The event featured speakers and performances by the Gitdumden Clan, Legal Service Society chair and LSS Indigenous Services Vice President.
The center began as a temporary legal system but then transitioned into a permanent system offered for the Bulkley Valley and the Hazeltons.
Katrina Harry, LSS Indigenous Services Manager said she was pleased with the turnout.
“The work that has been done by the office here to build relationships, the relationships that already exist based on the working relationships that the staff already have, they’re known in the community, they’re trusted in the community,” she said.
The Parent Legal Centre helps parents when a child is at risk of being moved from their home or has been removed from a social worker because of safety concerns.
The center uses a team approach, where it uses lawyer services.

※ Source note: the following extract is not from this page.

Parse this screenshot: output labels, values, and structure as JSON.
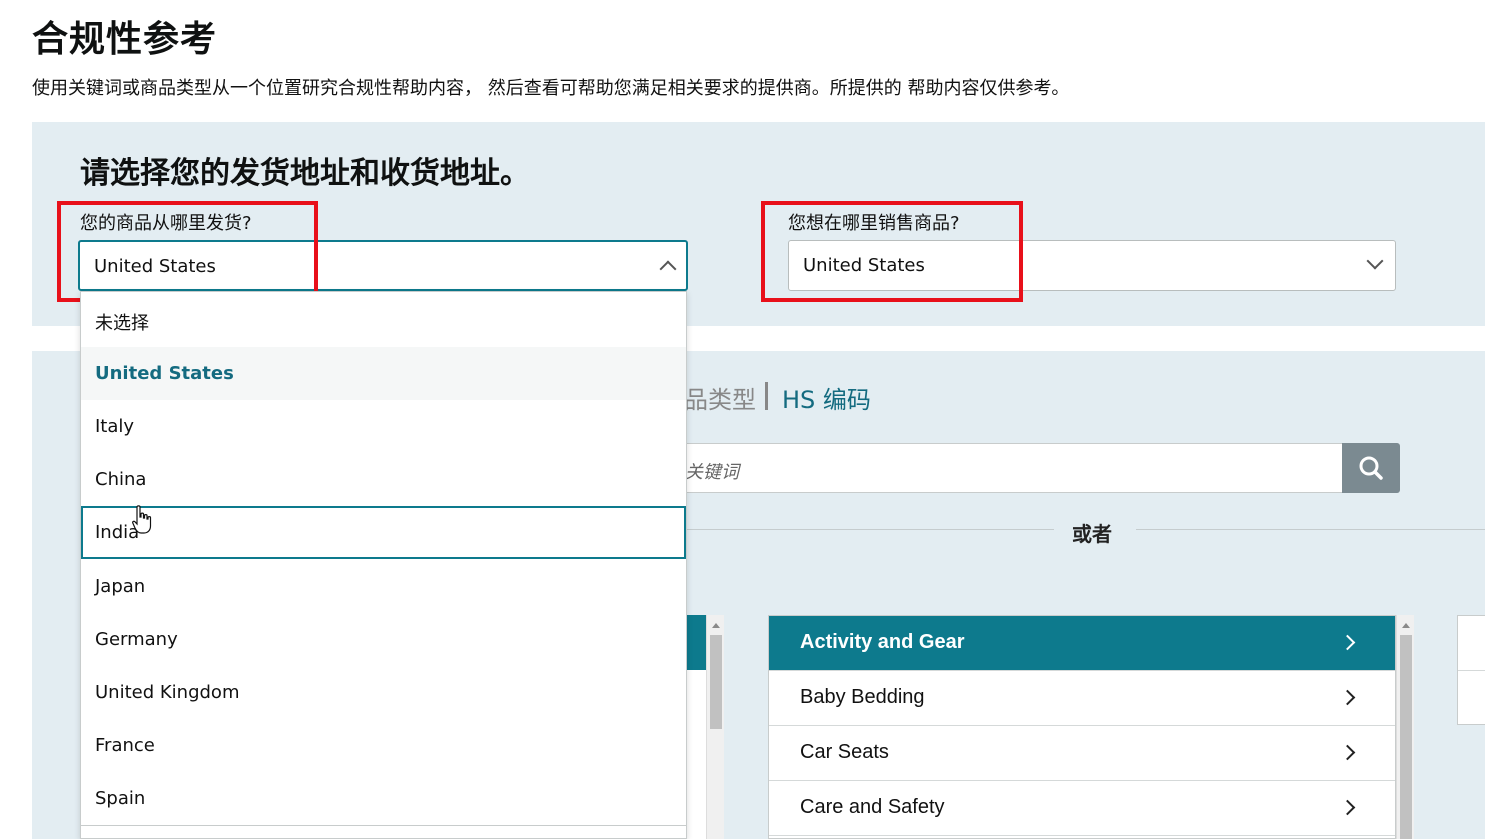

It provides legal advice, representation at court, meditation and other collaborative meetings.
The center is open for anyone in the Bulkley Valley and the Hazeltons but does have a focus on indigenous families.
Harry also said the application will be processed quickly and managed efficiently.
“They will receive non-judgmental support from the staff here that is something all of the staff that we work with are very attuned to the types of trauma that our clients have experienced, the type of triggers they might have in dealing with social workers,” she said.
According to the Ministry of Children and Families in December there were 271 children in care in the Northwest and 256 of those children were indigenous.
The Legal Service Society has 10 parent legal centers, They are located in Vancouver, Surrey, Campbell River, Kamloops, Prince George, Victoria, Williams Lake, Terrace as well as the one in Smithers.
The centres were funded by the Ministry of Attorney General.